» **Supplied records**
::::

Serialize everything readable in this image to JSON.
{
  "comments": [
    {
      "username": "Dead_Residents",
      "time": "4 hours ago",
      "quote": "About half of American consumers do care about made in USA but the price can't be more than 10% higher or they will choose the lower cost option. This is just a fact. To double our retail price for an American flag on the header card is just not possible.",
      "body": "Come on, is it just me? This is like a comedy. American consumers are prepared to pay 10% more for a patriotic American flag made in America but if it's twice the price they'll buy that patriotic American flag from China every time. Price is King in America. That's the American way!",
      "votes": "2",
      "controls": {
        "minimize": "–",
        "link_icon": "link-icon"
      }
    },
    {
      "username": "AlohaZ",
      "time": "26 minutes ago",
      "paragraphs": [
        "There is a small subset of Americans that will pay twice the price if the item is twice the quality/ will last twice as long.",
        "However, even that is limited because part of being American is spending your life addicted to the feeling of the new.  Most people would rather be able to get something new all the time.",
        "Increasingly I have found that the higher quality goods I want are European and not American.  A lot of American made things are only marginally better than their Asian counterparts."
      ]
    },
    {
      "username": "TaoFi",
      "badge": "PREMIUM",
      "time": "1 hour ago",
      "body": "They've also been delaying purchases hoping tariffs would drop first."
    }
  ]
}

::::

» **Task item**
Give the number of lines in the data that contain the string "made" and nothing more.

» **Answer space**
3